Virtually every human being uses arguments because virtually every human being discusses claims with the aim of defending their own positions and attacking those of others. The ability to detect bad arguments and to construct good ones is a skill which can be developed methodically. Through an examination of popular and scholarly articles, online media, film, and other sources, students will acquire the conceptual tools to recognize, evaluate, formulate and attack arguments in their written, oral and group work.

This course focuses on moral reasoning and students will have the opportunity to apply their skills in discussions about substantive moral issues. But many of the skills needed to construct good moral arguments are broadly applicable, and students will gain some familiarity with other types of reasoning, such as that which we find in political discourse and in the social sciences.

    Required Course Text / Readings

Govier, Trudy. A Practical Study of Argument, 7th edition. Belmont: Thomson-Wadsworth, 2010.


Govier, Trudy. A Practical Study of Argument, Enhanced 7th edition. Belmont: Thomson-Wadsworth, 2013.

The e-book version of these texts is also acceptable

Links to additional readings will be posted on Moodle

    Weighting of Course

Quizzes (Best 5 out of 6). . . . . . . . . . 15%

Homework (20) . . . . . . . . . . . . . . . . . 10%

Assignments (2). . . . . . . . . . . . . . . . . 20%

Essay. . . . . . . . . . . . . . . . . . . . . . . . . 20%

Debate (group assignment) . . . . . . . .10%

Debate Essay (group assignment). . .10%

Final Exam . . . . . . . . . . . . . . . . . . . . 15%

    Organization of the Course


    Course Learning Objectives

This course has two main objectives. The first is to develop skills, including:


  • The ability to critically evaluate what you read and hear
  • The ability to present your position in a clear, concise and persuasive manner, both orally and in your written work
  • The ability to engage in civil discourse with others, including those who disagree with your views

The second is to establish a good foundation for moral reasoning. Students will become familiar with:


  • The types of arguments that are most frequently encountered in moral discourse such as analogical, conductive and syllogistic reasoning
  • The theoretical framework for constructing moral arguments, including consequentialist and principle-based reasoning, as well as virtue-based and non-traditional approaches to moral discourse.
    Additional Information / Notes

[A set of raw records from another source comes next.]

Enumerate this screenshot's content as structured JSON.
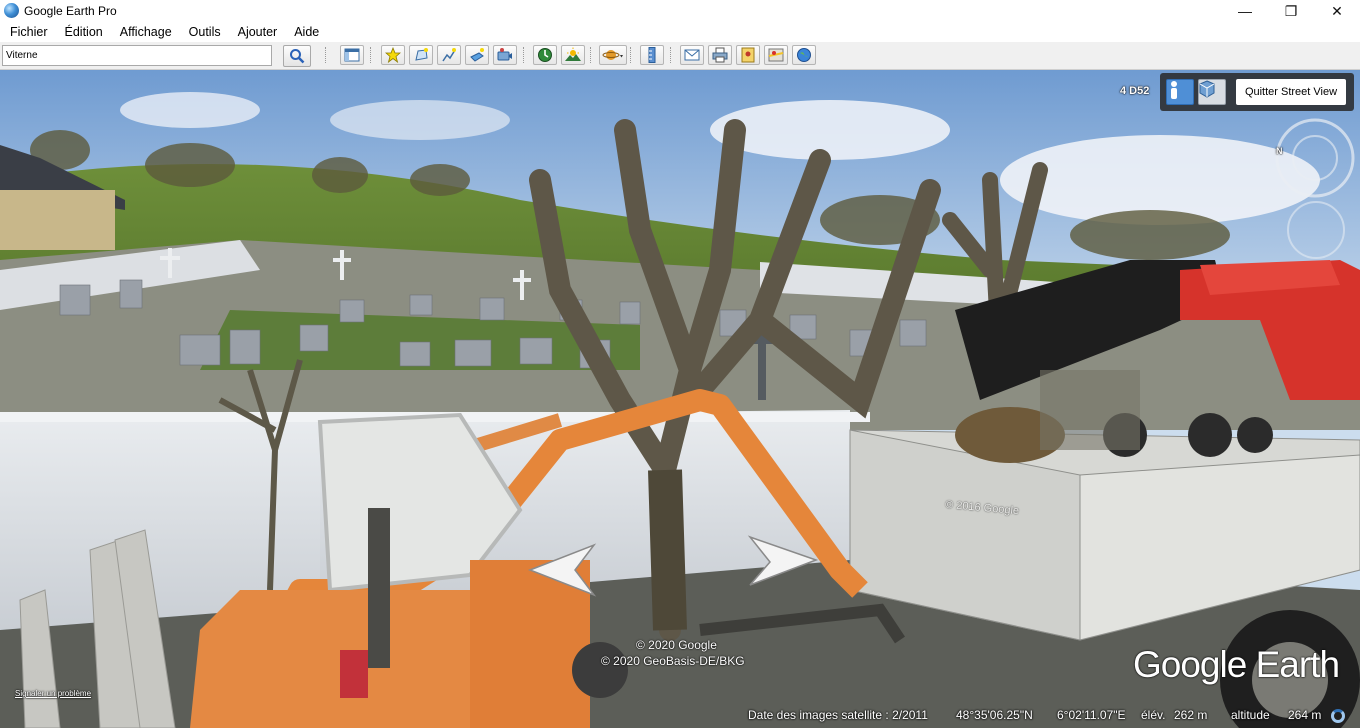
{
  "window": {
    "title": "Google Earth Pro",
    "controls": {
      "minimize": "—",
      "maximize": "❐",
      "close": "✕"
    }
  },
  "menu": {
    "items": [
      "Fichier",
      "Édition",
      "Affichage",
      "Outils",
      "Ajouter",
      "Aide"
    ]
  },
  "search": {
    "value": "Viterne"
  },
  "toolbar": {
    "icons": [
      "sidebar-toggle-icon",
      "placemark-icon",
      "polygon-icon",
      "path-icon",
      "image-overlay-icon",
      "record-tour-icon",
      "historical-imagery-icon",
      "sunlight-icon",
      "planets-icon",
      "ruler-icon",
      "email-icon",
      "print-icon",
      "save-image-icon",
      "google-maps-icon",
      "earth-icon"
    ]
  },
  "streetview": {
    "road_label": "4 D52",
    "exit_button": "Quitter Street View",
    "compass_letter": "N"
  },
  "scene": {
    "copyright_line1": "© 2020 Google",
    "copyright_line2": "© 2020 GeoBasis-DE/BKG",
    "report_link": "Signaler un problème",
    "brand": "Google Earth",
    "watermark": "© 2016 Google"
  },
  "status": {
    "imagery_date": "Date des images satellite : 2/2011",
    "latitude": "48°35'06.25\"N",
    "longitude": "6°02'11.07\"E",
    "elevation_label": "élév.",
    "elevation_value": "262 m",
    "altitude_label": "altitude",
    "altitude_value": "264 m"
  }
}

Six quizzes will be held throughout the year. The first quiz will cover the material from the first two chapters of the text and each subsequent quiz will focus on the material covered since the previous quiz Your overall grade will be based on the marks from your best five quizzes.


Students will submit two assignments, one each term. The topics for these assignments will be given in class.

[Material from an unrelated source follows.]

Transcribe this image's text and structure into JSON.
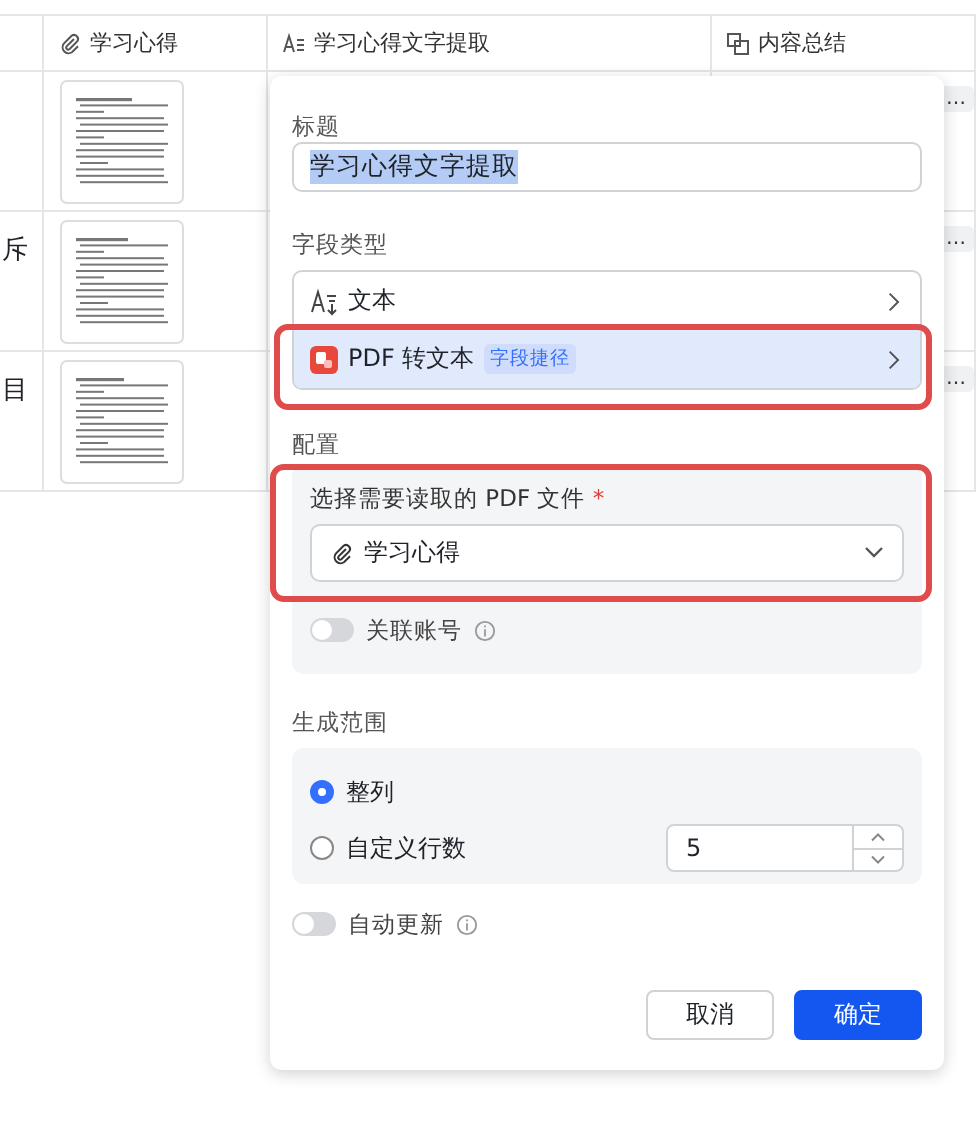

Dialectical Essay:

Every student is expected to submit a short essay. The topics for the essay will be given in class. The essay should be no more than1800 words in length and will have two parts. In the first part you will develop an argument for your position. In the second part you will lay out the best argument you can find for the opposing position and then show why this argument is flawed. Your essay will be returned with a grade and comments.


Each week students will be given a short homework assignment, which will often be drawn from questions in the textbook. Students are expected to complete at least 10 of these assignments per term. Each homework assignment will be submitted electronically on Moodle before the start of class. Each assignment will be worth 0.5% of the final grade and will be marked using the excelente/regular/deficiente scale on Moodle. Students will get an excelente if the homework is complete and in accordance with the instructions, regardless of whether the answers are correct. Homework will be taken up in class.

Debate and Debate Essay:

Each student will take part in a formal debate. Each debate will consist of a panel of six to eight students divided into two teams. The debates will be held in class.

One week after the debate, each team will submit a short dialectical essay. The positive part of the essay will present the team’s arguments, while the dialectical part will lay out the best argument put forward by the opposing side and attempt to show why this argument is flawed.

Your overall grade will be based on your debate performance and the quality of the essay. All members of a team receive the same grade.

Final Exam:

The final exam deals with all of the material covered in the course. The date will be determined by the Registrar

    Relevant Links / Resources